Items from an interface collection:
•••••

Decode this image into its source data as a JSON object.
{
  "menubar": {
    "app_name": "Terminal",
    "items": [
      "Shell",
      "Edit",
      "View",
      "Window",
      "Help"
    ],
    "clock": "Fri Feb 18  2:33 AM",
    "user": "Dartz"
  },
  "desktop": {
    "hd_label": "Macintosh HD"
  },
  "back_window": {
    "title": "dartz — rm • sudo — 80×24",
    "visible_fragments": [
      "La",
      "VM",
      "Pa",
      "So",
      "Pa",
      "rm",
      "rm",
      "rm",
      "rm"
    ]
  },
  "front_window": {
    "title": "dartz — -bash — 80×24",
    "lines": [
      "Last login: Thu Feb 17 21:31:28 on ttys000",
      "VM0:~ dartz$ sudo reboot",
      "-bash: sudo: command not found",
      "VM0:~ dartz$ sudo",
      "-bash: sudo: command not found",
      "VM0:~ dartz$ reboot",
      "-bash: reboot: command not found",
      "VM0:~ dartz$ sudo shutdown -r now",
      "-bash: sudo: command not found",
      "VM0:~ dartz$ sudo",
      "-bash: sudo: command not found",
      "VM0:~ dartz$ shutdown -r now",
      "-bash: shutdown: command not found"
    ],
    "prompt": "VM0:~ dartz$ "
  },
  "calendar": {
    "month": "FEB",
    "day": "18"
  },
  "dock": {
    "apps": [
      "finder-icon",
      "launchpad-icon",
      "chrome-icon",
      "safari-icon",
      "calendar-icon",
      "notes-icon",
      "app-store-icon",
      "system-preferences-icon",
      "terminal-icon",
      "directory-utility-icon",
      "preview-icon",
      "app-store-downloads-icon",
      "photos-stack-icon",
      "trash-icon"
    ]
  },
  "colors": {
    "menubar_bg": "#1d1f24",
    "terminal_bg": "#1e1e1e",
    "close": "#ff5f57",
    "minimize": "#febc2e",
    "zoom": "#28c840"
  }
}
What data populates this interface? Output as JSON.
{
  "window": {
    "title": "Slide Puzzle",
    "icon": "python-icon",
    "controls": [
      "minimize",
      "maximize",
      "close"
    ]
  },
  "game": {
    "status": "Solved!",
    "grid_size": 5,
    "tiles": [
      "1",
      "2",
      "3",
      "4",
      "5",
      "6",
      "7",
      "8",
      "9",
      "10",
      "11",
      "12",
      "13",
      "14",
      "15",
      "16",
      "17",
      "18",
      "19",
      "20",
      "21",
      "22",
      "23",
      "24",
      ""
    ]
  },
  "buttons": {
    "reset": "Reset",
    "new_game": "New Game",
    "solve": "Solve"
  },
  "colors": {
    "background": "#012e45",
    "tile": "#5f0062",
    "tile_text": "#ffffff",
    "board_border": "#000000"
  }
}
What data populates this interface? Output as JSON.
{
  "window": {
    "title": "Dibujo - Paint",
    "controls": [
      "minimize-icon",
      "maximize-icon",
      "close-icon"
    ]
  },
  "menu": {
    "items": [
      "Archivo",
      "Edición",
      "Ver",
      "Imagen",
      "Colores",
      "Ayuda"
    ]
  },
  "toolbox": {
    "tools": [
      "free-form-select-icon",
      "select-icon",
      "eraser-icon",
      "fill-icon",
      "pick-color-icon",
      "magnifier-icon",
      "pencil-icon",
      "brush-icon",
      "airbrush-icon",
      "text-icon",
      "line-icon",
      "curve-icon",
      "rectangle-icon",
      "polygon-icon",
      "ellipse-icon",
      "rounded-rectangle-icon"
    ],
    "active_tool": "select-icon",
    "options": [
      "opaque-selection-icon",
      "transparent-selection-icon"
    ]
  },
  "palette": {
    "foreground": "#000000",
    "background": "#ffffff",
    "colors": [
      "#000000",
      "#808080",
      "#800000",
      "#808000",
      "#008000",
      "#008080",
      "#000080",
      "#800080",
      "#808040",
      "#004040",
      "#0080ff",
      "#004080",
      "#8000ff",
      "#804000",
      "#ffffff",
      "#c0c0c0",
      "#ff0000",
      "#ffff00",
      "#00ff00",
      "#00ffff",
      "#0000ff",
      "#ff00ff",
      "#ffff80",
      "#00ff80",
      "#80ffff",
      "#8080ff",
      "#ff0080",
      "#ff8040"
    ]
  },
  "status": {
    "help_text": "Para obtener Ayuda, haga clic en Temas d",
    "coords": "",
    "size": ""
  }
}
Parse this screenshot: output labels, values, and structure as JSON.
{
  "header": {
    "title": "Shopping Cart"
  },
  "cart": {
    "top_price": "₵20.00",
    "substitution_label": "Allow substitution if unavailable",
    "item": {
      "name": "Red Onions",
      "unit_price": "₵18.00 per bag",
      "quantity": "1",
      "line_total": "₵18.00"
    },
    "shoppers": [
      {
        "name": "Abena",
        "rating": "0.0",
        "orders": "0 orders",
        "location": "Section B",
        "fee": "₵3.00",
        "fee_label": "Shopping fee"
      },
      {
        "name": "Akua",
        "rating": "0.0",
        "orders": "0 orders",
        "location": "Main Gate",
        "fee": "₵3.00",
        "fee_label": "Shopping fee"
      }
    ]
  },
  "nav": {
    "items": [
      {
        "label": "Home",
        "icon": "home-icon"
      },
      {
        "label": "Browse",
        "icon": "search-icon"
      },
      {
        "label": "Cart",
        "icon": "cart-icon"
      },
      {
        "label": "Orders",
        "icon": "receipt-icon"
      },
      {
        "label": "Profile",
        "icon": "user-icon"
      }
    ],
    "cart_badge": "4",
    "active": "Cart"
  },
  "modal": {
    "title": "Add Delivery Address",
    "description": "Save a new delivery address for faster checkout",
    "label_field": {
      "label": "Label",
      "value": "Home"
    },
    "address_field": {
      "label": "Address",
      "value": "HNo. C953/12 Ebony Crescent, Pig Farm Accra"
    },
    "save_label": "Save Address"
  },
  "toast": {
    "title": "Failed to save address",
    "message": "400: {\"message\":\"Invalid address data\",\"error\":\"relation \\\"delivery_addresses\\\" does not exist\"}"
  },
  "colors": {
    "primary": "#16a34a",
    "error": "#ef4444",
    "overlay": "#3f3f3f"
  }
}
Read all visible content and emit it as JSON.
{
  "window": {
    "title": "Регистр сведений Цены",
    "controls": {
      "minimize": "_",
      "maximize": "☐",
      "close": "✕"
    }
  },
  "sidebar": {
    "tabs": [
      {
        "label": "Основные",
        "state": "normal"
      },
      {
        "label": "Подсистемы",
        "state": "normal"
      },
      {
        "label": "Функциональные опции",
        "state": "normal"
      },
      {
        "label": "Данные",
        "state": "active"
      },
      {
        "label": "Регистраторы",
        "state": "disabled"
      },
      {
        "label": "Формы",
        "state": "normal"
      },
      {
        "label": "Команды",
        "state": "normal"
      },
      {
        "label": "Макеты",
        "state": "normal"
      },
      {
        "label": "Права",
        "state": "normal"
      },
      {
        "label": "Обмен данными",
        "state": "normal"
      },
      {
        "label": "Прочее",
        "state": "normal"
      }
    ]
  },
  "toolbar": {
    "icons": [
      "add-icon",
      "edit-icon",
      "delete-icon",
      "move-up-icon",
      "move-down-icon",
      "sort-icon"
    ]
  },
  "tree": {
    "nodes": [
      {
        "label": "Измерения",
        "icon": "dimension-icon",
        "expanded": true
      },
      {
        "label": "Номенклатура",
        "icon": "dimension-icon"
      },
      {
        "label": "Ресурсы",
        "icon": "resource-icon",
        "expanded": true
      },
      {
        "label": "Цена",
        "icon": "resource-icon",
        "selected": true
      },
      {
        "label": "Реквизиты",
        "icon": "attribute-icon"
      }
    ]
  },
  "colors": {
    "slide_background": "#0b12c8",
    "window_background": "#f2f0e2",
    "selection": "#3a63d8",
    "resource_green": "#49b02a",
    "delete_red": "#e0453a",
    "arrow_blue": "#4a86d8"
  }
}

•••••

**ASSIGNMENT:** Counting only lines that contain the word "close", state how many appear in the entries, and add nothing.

**RESPONSE TO THE TASK:** 4